     “Abortion and embryo-destructive research are at the heart of the divide between the nation’s major political parties,” Professor Robert George said, galvanizing support for the pro-life plank in the Republican Party while drawing disaffected Democrats to the Republican camp. In response, “Barack Obama is trying to win over religiously serious Catholics and Evangelicals,” he said, who united around the pro-life cause, “without altering in the slightest his support for abortion, including late-term and partial-birth abortions.” Obama’s recent attempt to woo religious leaders has support among some left-leaning Catholics who argue that collaboration would lead to fewer abortions, a prospect George called “delusional.”

     George is McCormick Professor of Jurisprudence at Princeton University, a seat once held by US President Woodrow Wilson. George is also the Director of the James Madison Program in American Ideals and Institutions. He delivered the lecture, entitled “Our Struggle for the Soul of our Nation,” to an international audience gathered at the Rose Dinner commemorating the thirty-seventh anniversary of the United States supreme court decision Roe v. Wade.

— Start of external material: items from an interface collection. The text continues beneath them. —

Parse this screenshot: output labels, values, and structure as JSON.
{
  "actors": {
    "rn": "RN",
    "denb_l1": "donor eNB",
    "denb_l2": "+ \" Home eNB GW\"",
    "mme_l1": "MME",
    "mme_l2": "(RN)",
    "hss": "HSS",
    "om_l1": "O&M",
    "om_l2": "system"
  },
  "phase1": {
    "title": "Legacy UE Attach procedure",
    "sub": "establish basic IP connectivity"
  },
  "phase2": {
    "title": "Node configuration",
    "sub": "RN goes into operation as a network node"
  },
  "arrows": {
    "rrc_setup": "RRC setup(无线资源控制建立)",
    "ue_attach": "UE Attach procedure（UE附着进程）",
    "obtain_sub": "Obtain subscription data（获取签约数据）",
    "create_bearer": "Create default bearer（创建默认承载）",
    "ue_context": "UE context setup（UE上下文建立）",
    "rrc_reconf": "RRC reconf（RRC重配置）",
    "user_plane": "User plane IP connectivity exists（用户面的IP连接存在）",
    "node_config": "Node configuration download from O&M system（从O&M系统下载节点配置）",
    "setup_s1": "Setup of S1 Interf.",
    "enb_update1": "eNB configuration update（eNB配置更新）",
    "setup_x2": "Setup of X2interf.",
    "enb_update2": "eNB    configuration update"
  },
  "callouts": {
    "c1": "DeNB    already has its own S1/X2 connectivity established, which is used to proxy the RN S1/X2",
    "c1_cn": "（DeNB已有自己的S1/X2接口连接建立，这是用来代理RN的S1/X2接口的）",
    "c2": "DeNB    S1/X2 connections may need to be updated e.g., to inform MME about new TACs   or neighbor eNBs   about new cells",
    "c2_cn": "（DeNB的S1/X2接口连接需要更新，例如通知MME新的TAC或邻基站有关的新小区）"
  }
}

     In what some took as counsel to foreign jurists now reviewing their abortion laws, George said that when the American court usurped “the constitutional authority of the people” to strike down the nation’s laws, they “no doubt believed that legal abortion was a humane and enlightened policy” that would be “easily integrated into the fabric of American social and political life.” Instead, it was “an unmitigated disaster,” he argued.

     Despite what abortion advocates promised and the court believed, George instructed, the decision “has taken the lives of more than fifty million unborn victims…done immeasurable moral, psychological, and sometimes physical harm to women…corrupted physicians and nurses by turning healers into killers…undermined the moral authority of the law by its injustice…abetted irresponsible – even predatory – male sexual behavior…[and] metastasized into widespread elite support for deadly embryo experimentation and even...the horrific and grisly practice of fetal farming – the creation of human beings by cloning or other experimentation and transplantation.”

     UN human rights experts say that George’s remarks hold important political and social considerations for other nations now under pressure by UN staff and international non-governmental organizations (NGOs) to weaken legal protection of the unborn based upon false claims that they are necessary to uphold UN human rights agreements. They point to Colombia which liberalized its laws in 2006 subsequent to a lawsuit backed by the New York law firm Center for Reproductive Rights. Other cases include Nicaragua and the Dominican Republic which successfully fended off pressure last year from the UN Children’s Fund (UNICEF), the UN Population Fund (UNFPA) and various NGOs to overturn their laws.

     George concluded that the 2012 U.S. presidential election “will almost certainly be the decisive one when it comes to the Supreme Court and the future of Roe v. Wade.”